== Exercise objective ==
Pick out every line in the data below that holds "voto".

== Material shown ==
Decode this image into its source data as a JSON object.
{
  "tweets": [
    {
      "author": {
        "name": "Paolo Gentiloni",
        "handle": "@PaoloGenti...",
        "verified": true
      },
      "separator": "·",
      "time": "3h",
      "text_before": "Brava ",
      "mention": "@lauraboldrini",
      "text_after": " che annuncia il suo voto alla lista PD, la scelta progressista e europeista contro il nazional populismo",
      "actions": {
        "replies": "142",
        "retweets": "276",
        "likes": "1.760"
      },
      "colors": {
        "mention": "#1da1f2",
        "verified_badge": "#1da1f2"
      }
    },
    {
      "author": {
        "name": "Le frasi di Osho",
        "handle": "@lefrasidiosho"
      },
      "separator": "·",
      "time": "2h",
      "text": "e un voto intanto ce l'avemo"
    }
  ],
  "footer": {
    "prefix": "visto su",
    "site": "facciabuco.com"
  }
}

== Result for this task ==
      "text_after": " che annuncia il suo voto alla lista PD, la scelta progressista e europeista contro il nazional populismo",
      "text": "e un voto intanto ce l'avemo"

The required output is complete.